Work item = Can you quote the records below in full, word for word?

Supplied entries =
>>>>

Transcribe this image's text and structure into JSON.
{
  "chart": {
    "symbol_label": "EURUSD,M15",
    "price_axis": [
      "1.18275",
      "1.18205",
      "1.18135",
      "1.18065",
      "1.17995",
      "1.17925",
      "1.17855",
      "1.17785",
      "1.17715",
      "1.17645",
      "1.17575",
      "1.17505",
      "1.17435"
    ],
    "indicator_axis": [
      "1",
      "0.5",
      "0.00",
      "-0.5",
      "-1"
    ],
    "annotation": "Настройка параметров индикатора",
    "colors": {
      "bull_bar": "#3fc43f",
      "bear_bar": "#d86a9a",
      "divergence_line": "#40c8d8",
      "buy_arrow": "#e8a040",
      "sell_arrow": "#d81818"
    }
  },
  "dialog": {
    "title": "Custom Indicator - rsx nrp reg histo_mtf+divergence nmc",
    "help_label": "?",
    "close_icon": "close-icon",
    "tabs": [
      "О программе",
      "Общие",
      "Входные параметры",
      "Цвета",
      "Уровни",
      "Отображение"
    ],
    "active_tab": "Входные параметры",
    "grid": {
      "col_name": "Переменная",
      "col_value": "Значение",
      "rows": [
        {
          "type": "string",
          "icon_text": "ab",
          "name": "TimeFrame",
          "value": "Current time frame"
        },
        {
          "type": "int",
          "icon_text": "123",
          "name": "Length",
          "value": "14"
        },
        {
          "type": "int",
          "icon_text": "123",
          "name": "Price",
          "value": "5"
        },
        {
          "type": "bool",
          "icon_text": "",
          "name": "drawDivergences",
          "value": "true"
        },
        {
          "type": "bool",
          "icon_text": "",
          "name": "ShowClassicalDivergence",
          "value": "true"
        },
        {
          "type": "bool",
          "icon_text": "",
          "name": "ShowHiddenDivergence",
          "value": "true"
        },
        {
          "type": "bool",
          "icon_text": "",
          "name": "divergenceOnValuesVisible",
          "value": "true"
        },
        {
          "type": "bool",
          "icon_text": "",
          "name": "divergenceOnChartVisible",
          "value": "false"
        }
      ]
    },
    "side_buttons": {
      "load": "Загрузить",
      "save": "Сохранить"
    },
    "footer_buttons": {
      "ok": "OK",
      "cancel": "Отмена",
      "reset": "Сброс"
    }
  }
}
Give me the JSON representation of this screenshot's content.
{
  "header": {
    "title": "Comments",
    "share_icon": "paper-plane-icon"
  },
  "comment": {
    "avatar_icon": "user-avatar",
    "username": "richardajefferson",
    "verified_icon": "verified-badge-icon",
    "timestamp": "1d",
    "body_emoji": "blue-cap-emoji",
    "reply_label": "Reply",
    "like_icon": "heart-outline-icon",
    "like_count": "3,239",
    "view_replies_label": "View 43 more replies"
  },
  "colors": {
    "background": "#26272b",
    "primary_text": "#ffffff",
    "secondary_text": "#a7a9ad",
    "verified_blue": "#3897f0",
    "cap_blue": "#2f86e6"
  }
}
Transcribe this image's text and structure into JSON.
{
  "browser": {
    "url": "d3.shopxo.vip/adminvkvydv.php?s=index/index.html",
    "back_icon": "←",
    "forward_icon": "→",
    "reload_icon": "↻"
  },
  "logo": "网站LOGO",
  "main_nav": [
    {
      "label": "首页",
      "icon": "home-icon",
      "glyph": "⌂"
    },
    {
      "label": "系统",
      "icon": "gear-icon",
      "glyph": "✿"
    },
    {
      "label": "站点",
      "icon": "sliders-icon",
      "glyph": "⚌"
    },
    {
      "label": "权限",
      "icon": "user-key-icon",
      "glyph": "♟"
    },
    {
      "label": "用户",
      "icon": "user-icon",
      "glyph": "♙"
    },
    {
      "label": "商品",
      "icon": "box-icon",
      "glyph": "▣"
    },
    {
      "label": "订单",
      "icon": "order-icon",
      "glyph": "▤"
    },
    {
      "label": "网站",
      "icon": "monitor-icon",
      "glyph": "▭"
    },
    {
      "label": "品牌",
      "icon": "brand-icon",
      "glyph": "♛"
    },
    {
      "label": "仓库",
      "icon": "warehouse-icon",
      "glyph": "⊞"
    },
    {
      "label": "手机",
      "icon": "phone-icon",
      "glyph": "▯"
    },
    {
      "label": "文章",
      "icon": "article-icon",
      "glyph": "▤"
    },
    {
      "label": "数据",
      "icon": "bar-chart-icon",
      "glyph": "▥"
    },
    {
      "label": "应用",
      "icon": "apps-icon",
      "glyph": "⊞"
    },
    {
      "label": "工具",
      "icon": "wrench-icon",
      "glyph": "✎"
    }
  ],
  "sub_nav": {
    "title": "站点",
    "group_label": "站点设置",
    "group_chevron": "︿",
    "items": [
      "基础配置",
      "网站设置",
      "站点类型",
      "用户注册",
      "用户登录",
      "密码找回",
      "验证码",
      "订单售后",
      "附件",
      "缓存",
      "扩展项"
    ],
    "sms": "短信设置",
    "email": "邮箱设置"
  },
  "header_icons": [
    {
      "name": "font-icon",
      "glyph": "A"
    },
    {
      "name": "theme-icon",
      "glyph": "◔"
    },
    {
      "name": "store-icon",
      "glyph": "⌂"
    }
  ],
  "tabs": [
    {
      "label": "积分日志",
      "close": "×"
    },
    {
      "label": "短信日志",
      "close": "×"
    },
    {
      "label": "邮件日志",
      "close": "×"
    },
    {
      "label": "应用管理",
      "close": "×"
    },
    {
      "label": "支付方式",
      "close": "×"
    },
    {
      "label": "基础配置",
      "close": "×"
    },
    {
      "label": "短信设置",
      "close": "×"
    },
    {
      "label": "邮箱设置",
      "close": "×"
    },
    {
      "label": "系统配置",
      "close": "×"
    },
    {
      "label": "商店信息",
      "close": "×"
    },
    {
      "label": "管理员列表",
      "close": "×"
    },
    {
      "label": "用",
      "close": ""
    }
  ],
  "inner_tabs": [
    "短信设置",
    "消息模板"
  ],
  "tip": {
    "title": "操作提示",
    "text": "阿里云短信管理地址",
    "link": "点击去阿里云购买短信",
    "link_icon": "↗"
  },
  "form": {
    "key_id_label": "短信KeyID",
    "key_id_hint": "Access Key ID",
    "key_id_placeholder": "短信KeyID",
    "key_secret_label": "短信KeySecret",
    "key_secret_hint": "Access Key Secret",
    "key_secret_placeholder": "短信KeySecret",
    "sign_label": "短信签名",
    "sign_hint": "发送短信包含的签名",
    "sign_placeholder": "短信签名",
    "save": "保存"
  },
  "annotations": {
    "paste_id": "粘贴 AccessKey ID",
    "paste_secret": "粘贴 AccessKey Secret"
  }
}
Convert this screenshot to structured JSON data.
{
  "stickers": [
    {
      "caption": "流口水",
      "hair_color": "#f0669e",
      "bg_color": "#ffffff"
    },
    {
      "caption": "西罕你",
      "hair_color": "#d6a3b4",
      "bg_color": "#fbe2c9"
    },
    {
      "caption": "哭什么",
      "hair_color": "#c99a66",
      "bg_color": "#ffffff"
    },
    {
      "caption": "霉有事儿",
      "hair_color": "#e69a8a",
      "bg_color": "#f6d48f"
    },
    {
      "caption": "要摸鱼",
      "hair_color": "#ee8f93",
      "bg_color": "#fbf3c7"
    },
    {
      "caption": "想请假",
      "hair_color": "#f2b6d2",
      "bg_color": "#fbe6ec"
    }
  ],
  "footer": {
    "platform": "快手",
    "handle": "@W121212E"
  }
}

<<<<

Written answer =
Transcribe this image's text and structure into JSON.
{
  "chart": {
    "symbol_label": "EURUSD,M15",
    "price_axis": [
      "1.18275",
      "1.18205",
      "1.18135",
      "1.18065",
      "1.17995",
      "1.17925",
      "1.17855",
      "1.17785",
      "1.17715",
      "1.17645",
      "1.17575",
      "1.17505",
      "1.17435"
    ],
    "indicator_axis": [
      "1",
      "0.5",
      "0.00",
      "-0.5",
      "-1"
    ],
    "annotation": "Настройка параметров индикатора",
    "colors": {
      "bull_bar": "#3fc43f",
      "bear_bar": "#d86a9a",
      "divergence_line": "#40c8d8",
      "buy_arrow": "#e8a040",
      "sell_arrow": "#d81818"
    }
  },
  "dialog": {
    "title": "Custom Indicator - rsx nrp reg histo_mtf+divergence nmc",
    "help_label": "?",
    "close_icon": "close-icon",
    "tabs": [
      "О программе",
      "Общие",
      "Входные параметры",
      "Цвета",
      "Уровни",
      "Отображение"
    ],
    "active_tab": "Входные параметры",
    "grid": {
      "col_name": "Переменная",
      "col_value": "Значение",
      "rows": [
        {
          "type": "string",
          "icon_text": "ab",
          "name": "TimeFrame",
          "value": "Current time frame"
        },
        {
          "type": "int",
          "icon_text": "123",
          "name": "Length",
          "value": "14"
        },
        {
          "type": "int",
          "icon_text": "123",
          "name": "Price",
          "value": "5"
        },
        {
          "type": "bool",
          "icon_text": "",
          "name": "drawDivergences",
          "value": "true"
        },
        {
          "type": "bool",
          "icon_text": "",
          "name": "ShowClassicalDivergence",
          "value": "true"
        },
        {
          "type": "bool",
          "icon_text": "",
          "name": "ShowHiddenDivergence",
          "value": "true"
        },
        {
          "type": "bool",
          "icon_text": "",
          "name": "divergenceOnValuesVisible",
          "value": "true"
        },
        {
          "type": "bool",
          "icon_text": "",
          "name": "divergenceOnChartVisible",
          "value": "false"
        }
      ]
    },
    "side_buttons": {
      "load": "Загрузить",
      "save": "Сохранить"
    },
    "footer_buttons": {
      "ok": "OK",
      "cancel": "Отмена",
      "reset": "Сброс"
    }
  }
}
Give me the JSON representation of this screenshot's content.
{
  "header": {
    "title": "Comments",
    "share_icon": "paper-plane-icon"
  },
  "comment": {
    "avatar_icon": "user-avatar",
    "username": "richardajefferson",
    "verified_icon": "verified-badge-icon",
    "timestamp": "1d",
    "body_emoji": "blue-cap-emoji",
    "reply_label": "Reply",
    "like_icon": "heart-outline-icon",
    "like_count": "3,239",
    "view_replies_label": "View 43 more replies"
  },
  "colors": {
    "background": "#26272b",
    "primary_text": "#ffffff",
    "secondary_text": "#a7a9ad",
    "verified_blue": "#3897f0",
    "cap_blue": "#2f86e6"
  }
}
Transcribe this image's text and structure into JSON.
{
  "browser": {
    "url": "d3.shopxo.vip/adminvkvydv.php?s=index/index.html",
    "back_icon": "←",
    "forward_icon": "→",
    "reload_icon": "↻"
  },
  "logo": "网站LOGO",
  "main_nav": [
    {
      "label": "首页",
      "icon": "home-icon",
      "glyph": "⌂"
    },
    {
      "label": "系统",
      "icon": "gear-icon",
      "glyph": "✿"
    },
    {
      "label": "站点",
      "icon": "sliders-icon",
      "glyph": "⚌"
    },
    {
      "label": "权限",
      "icon": "user-key-icon",
      "glyph": "♟"
    },
    {
      "label": "用户",
      "icon": "user-icon",
      "glyph": "♙"
    },
    {
      "label": "商品",
      "icon": "box-icon",
      "glyph": "▣"
    },
    {
      "label": "订单",
      "icon": "order-icon",
      "glyph": "▤"
    },
    {
      "label": "网站",
      "icon": "monitor-icon",
      "glyph": "▭"
    },
    {
      "label": "品牌",
      "icon": "brand-icon",
      "glyph": "♛"
    },
    {
      "label": "仓库",
      "icon": "warehouse-icon",
      "glyph": "⊞"
    },
    {
      "label": "手机",
      "icon": "phone-icon",
      "glyph": "▯"
    },
    {
      "label": "文章",
      "icon": "article-icon",
      "glyph": "▤"
    },
    {
      "label": "数据",
      "icon": "bar-chart-icon",
      "glyph": "▥"
    },
    {
      "label": "应用",
      "icon": "apps-icon",
      "glyph": "⊞"
    },
    {
      "label": "工具",
      "icon": "wrench-icon",
      "glyph": "✎"
    }
  ],
  "sub_nav": {
    "title": "站点",
    "group_label": "站点设置",
    "group_chevron": "︿",
    "items": [
      "基础配置",
      "网站设置",
      "站点类型",
      "用户注册",
      "用户登录",
      "密码找回",
      "验证码",
      "订单售后",
      "附件",
      "缓存",
      "扩展项"
    ],
    "sms": "短信设置",
    "email": "邮箱设置"
  },
  "header_icons": [
    {
      "name": "font-icon",
      "glyph": "A"
    },
    {
      "name": "theme-icon",
      "glyph": "◔"
    },
    {
      "name": "store-icon",
      "glyph": "⌂"
    }
  ],
  "tabs": [
    {
      "label": "积分日志",
      "close": "×"
    },
    {
      "label": "短信日志",
      "close": "×"
    },
    {
      "label": "邮件日志",
      "close": "×"
    },
    {
      "label": "应用管理",
      "close": "×"
    },
    {
      "label": "支付方式",
      "close": "×"
    },
    {
      "label": "基础配置",
      "close": "×"
    },
    {
      "label": "短信设置",
      "close": "×"
    },
    {
      "label": "邮箱设置",
      "close": "×"
    },
    {
      "label": "系统配置",
      "close": "×"
    },
    {
      "label": "商店信息",
      "close": "×"
    },
    {
      "label": "管理员列表",
      "close": "×"
    },
    {
      "label": "用",
      "close": ""
    }
  ],
  "inner_tabs": [
    "短信设置",
    "消息模板"
  ],
  "tip": {
    "title": "操作提示",
    "text": "阿里云短信管理地址",
    "link": "点击去阿里云购买短信",
    "link_icon": "↗"
  },
  "form": {
    "key_id_label": "短信KeyID",
    "key_id_hint": "Access Key ID",
    "key_id_placeholder": "短信KeyID",
    "key_secret_label": "短信KeySecret",
    "key_secret_hint": "Access Key Secret",
    "key_secret_placeholder": "短信KeySecret",
    "sign_label": "短信签名",
    "sign_hint": "发送短信包含的签名",
    "sign_placeholder": "短信签名",
    "save": "保存"
  },
  "annotations": {
    "paste_id": "粘贴 AccessKey ID",
    "paste_secret": "粘贴 AccessKey Secret"
  }
}
Convert this screenshot to structured JSON data.
{
  "stickers": [
    {
      "caption": "流口水",
      "hair_color": "#f0669e",
      "bg_color": "#ffffff"
    },
    {
      "caption": "西罕你",
      "hair_color": "#d6a3b4",
      "bg_color": "#fbe2c9"
    },
    {
      "caption": "哭什么",
      "hair_color": "#c99a66",
      "bg_color": "#ffffff"
    },
    {
      "caption": "霉有事儿",
      "hair_color": "#e69a8a",
      "bg_color": "#f6d48f"
    },
    {
      "caption": "要摸鱼",
      "hair_color": "#ee8f93",
      "bg_color": "#fbf3c7"
    },
    {
      "caption": "想请假",
      "hair_color": "#f2b6d2",
      "bg_color": "#fbe6ec"
    }
  ],
  "footer": {
    "platform": "快手",
    "handle": "@W121212E"
  }
}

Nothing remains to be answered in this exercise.